In my (admittedly old in Internet years) experience, and the (more recent) experience of people I interact with, schools are microcosms in this regard: two schools may be within the same city, or even the same neighbourhood, but the presence of the social media networks and their relative popularity and use within them can vary hugely.
As an adult looking on my younger sibling’s social media interactions (or what is visible of them, anyway), while also looking back at my own social media interactions in high school and around then, I can tell that there are more or less subtle differences between what social media people from the private or “good” schools use and what is used by people from schools that are looked down upon. Visiting school-age acquaintances in other cities paints an even more different picture.
This isn’t limited to teenagers, of course; social media usage differences by demographics, geography, and occupation are well-documented and somewhat “obvious”. But I feel that teenagers who spend practically all their time at school or interacting with school-related people are particularly insulated that way.
I disagree with @TysonJones below: teenagers today and yesterday are heavily invested in social networks… but you simply forgot that texting, calling, and “real life” interactions are also social networks.
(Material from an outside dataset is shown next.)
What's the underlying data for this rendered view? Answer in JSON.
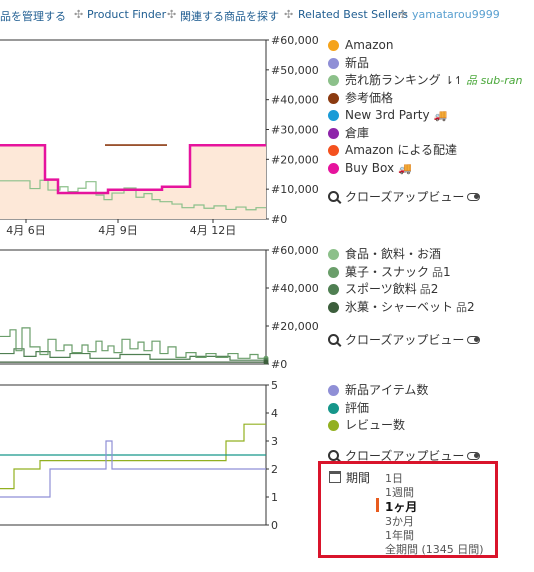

The takeaway from both @Go_Soroush’s and @thatswattsup’s articles is pretty simple, really. There is one social media network that everybody uses, everybody has mostly the same opinion on, and that isn’t going away anytime soon: YouTube.